For anyone in the millennial generation who is disinclined to take career advice from a middle-aged white guy, perhaps you might consider some guidance from one of your own: If you want to succeed in your chosen career field, especially if you’re pursuing a career in technology, lose that attitude of entitlement and focus on being a team player.
Millennials, usually defined as those in the 18-to-29 age range, have a lot to learn about how to be successful at work that they don’t learn in college, says Aaron McDaniel, at 29 a millennial himself who has already enjoyed remarkable success in his young career. McDaniel, senior director of global strategy and business development at AT&T, is one of the youngest people ever to serve as a regional vice president at the company, and he’s written a book to share with his fellow millennials what he’s learned along the way: “The Young Professional’s Guide to the Working World: Savvy Strategies to Get In, Get Ahead, and Rise to the Top.”
I spoke at length with McDaniel last week, and I found him to be the real deal. To the extent that you can size anyone up in one interview, he struck me as astute, observant, articulate, and probably most important of all, humble. For starters, he nailed the entitlement issue that a lot of us in the older generations have observed among millennials:

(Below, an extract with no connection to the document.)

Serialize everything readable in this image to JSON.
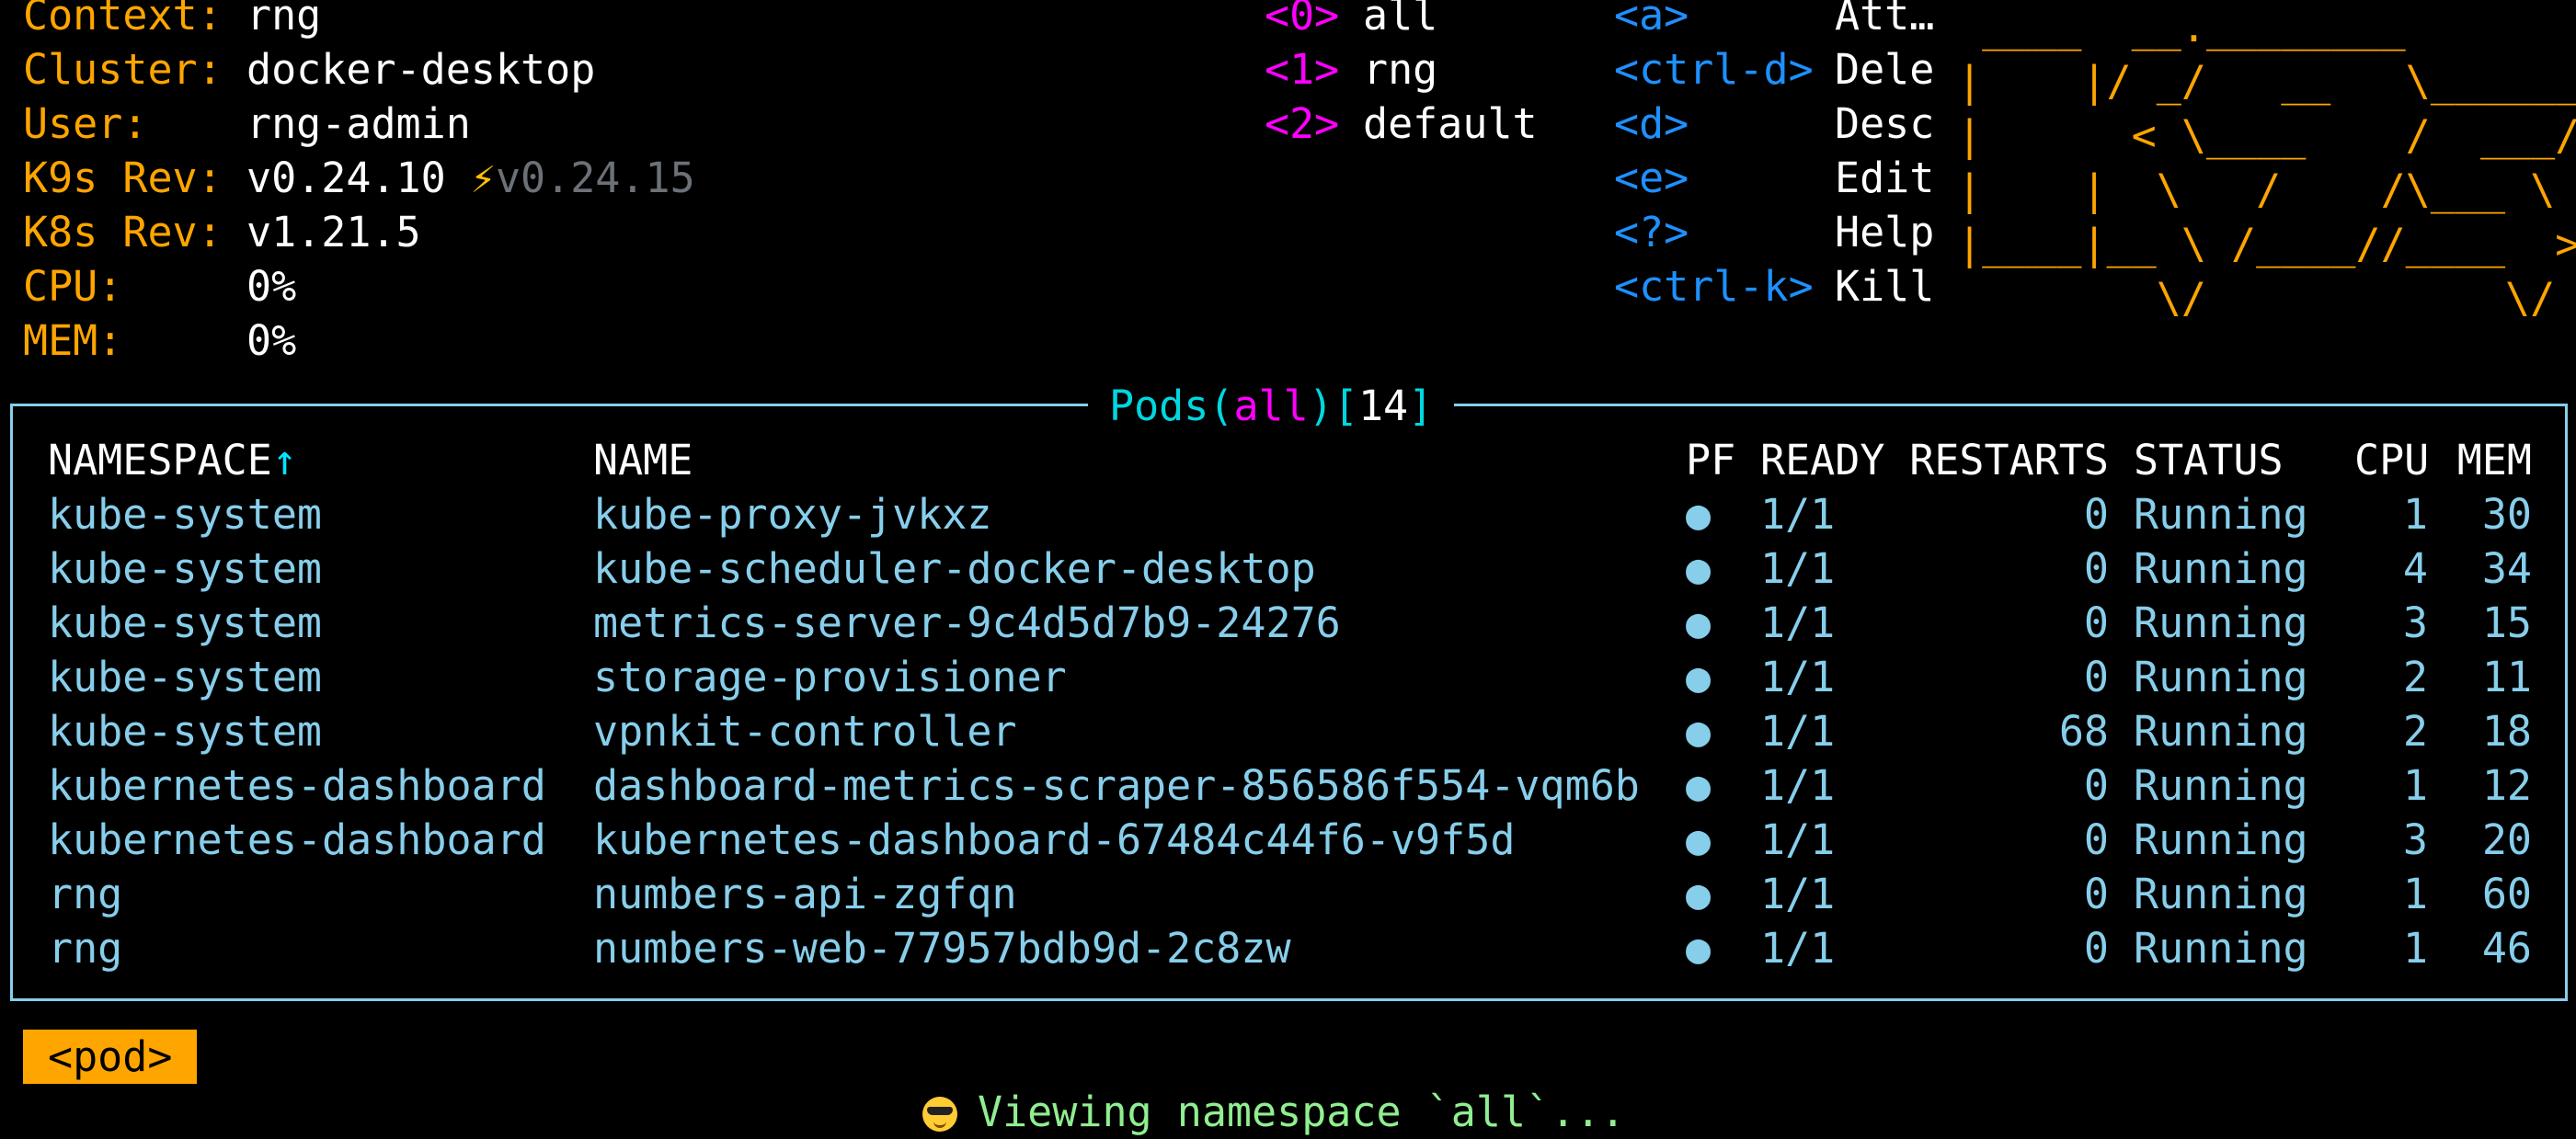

There are certain things that millennials, in particular, have when they enter a work environment. One is a sense of entitlement. They feel like they deserve it. We millennials are recognized so much for just the bare minimum. I have so many ribbons and trophies and certificates just for participating. And that’s not how the working world works. The real core of the issue is this: Millennials’ parents made their lives revolve around their children, and they changed and adapted their lives accordingly. Now in the corporate world, there’s so much of a focus on changing their cultures to attract and retain this millennial talent. What is this teaching them? It’s the same thing all over again. What corporate leaders did as parents, they’re now doing as corporate leaders. If they just said, “Look, kid, this is how the world is, there are some expectations, and it’s going to take a while, you’re going to have to earn it,” that would go so much further. So the corporations are saying they need to change for millennials, but they’re forgetting the millennials as individuals. That’s really where I come in, because the advice I give is to the millennials, being one myself, saying, “Here is what we need to learn, here is the ownership we need to take of our careers.” We shouldn’t just sit around and wait for these companies to change, because we may be left in the dust in the process, and it’s not going to help us maximize our potential and get to where we want to be in our careers.
Interestingly, McDaniel noted that a lot of millennials in the computer science field are especially vulnerable to the entitlement trap:
In my job, I talk with venture-capital firms and a lot of startups in Silicon Valley. There’s an interesting “arms race” for engineers, and for computer science expertise in particular. These tech companies are paying ridiculous amounts of money to get the best young engineering talent. The practice of a Google or a Facebook is they will regularly purchase a company of, like, five engineers for a few million dollars, and scrap whatever they were working on, just to have those engineers committed for the next three years to work on things that they want them to work on. So millennials are saying, “Everyone is bowing to me and offering checks left and right,” and it’s perpetuating this sense of entitlement.
So I asked McDaniel about the fact that he has enjoyed so much success at such an early age, and what he attributes that to. I liked his response: